» **The input**:

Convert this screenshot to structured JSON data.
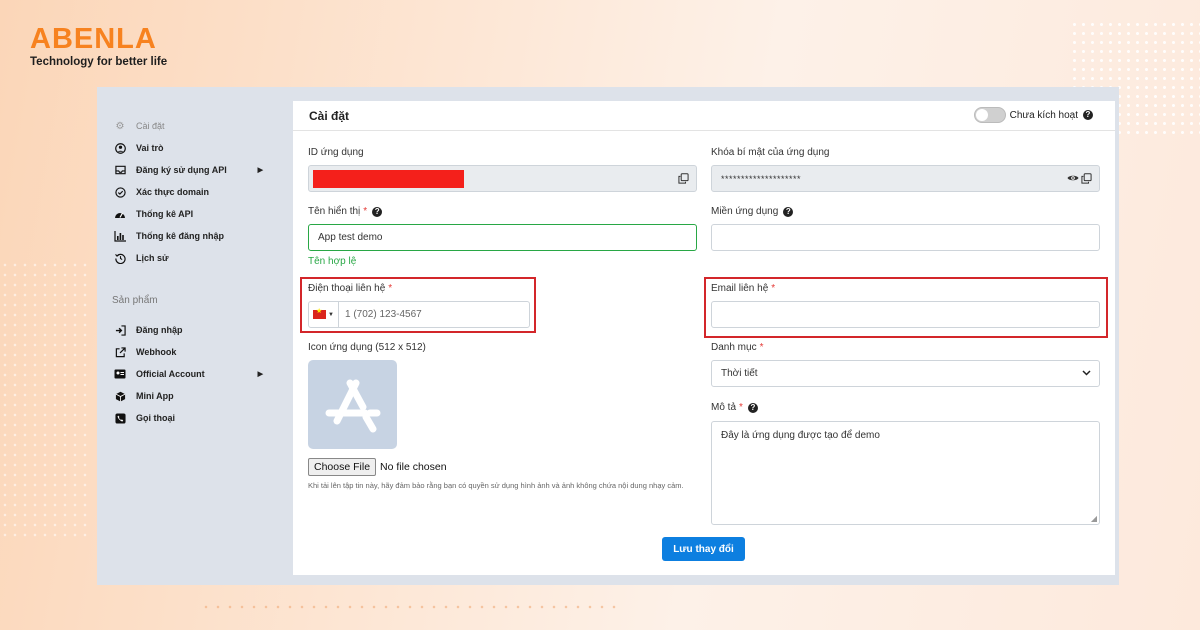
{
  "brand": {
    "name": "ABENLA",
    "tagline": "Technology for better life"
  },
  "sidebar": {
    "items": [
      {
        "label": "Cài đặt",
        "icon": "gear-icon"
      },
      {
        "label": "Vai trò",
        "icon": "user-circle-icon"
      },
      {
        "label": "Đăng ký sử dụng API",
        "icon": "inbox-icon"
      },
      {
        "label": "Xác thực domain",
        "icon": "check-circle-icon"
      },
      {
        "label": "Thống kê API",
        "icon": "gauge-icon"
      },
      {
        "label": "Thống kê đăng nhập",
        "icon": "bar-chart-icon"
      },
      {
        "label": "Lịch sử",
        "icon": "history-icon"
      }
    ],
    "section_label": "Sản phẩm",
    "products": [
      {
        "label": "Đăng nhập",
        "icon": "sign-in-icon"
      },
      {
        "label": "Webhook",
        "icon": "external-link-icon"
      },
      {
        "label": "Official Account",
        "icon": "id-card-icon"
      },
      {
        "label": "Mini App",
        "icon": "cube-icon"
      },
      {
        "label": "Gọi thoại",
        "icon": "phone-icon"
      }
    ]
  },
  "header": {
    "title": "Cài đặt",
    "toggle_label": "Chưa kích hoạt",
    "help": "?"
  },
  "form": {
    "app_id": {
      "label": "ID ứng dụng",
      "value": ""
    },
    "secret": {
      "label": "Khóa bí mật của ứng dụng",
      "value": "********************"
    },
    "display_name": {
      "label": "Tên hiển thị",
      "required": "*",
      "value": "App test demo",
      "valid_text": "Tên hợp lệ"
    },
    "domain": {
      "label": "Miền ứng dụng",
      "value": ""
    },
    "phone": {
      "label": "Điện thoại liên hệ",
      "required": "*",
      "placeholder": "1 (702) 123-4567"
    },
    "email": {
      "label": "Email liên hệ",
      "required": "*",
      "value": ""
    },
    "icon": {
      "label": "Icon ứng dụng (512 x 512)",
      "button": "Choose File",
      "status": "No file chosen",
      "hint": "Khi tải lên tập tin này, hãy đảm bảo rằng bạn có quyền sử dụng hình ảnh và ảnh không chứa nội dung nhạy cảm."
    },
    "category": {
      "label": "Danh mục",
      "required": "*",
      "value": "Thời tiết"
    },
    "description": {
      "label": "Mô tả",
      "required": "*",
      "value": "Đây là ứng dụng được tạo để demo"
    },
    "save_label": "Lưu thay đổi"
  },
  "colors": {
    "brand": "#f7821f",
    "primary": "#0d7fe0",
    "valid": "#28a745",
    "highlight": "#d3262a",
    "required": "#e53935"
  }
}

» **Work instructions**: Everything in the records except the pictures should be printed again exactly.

» **Solved problem**:
Convert this screenshot to structured JSON data.
{
  "brand": {
    "name": "ABENLA",
    "tagline": "Technology for better life"
  },
  "sidebar": {
    "items": [
      {
        "label": "Cài đặt",
        "icon": "gear-icon"
      },
      {
        "label": "Vai trò",
        "icon": "user-circle-icon"
      },
      {
        "label": "Đăng ký sử dụng API",
        "icon": "inbox-icon"
      },
      {
        "label": "Xác thực domain",
        "icon": "check-circle-icon"
      },
      {
        "label": "Thống kê API",
        "icon": "gauge-icon"
      },
      {
        "label": "Thống kê đăng nhập",
        "icon": "bar-chart-icon"
      },
      {
        "label": "Lịch sử",
        "icon": "history-icon"
      }
    ],
    "section_label": "Sản phẩm",
    "products": [
      {
        "label": "Đăng nhập",
        "icon": "sign-in-icon"
      },
      {
        "label": "Webhook",
        "icon": "external-link-icon"
      },
      {
        "label": "Official Account",
        "icon": "id-card-icon"
      },
      {
        "label": "Mini App",
        "icon": "cube-icon"
      },
      {
        "label": "Gọi thoại",
        "icon": "phone-icon"
      }
    ]
  },
  "header": {
    "title": "Cài đặt",
    "toggle_label": "Chưa kích hoạt",
    "help": "?"
  },
  "form": {
    "app_id": {
      "label": "ID ứng dụng",
      "value": ""
    },
    "secret": {
      "label": "Khóa bí mật của ứng dụng",
      "value": "********************"
    },
    "display_name": {
      "label": "Tên hiển thị",
      "required": "*",
      "value": "App test demo",
      "valid_text": "Tên hợp lệ"
    },
    "domain": {
      "label": "Miền ứng dụng",
      "value": ""
    },
    "phone": {
      "label": "Điện thoại liên hệ",
      "required": "*",
      "placeholder": "1 (702) 123-4567"
    },
    "email": {
      "label": "Email liên hệ",
      "required": "*",
      "value": ""
    },
    "icon": {
      "label": "Icon ứng dụng (512 x 512)",
      "button": "Choose File",
      "status": "No file chosen",
      "hint": "Khi tải lên tập tin này, hãy đảm bảo rằng bạn có quyền sử dụng hình ảnh và ảnh không chứa nội dung nhạy cảm."
    },
    "category": {
      "label": "Danh mục",
      "required": "*",
      "value": "Thời tiết"
    },
    "description": {
      "label": "Mô tả",
      "required": "*",
      "value": "Đây là ứng dụng được tạo để demo"
    },
    "save_label": "Lưu thay đổi"
  },
  "colors": {
    "brand": "#f7821f",
    "primary": "#0d7fe0",
    "valid": "#28a745",
    "highlight": "#d3262a",
    "required": "#e53935"
  }
}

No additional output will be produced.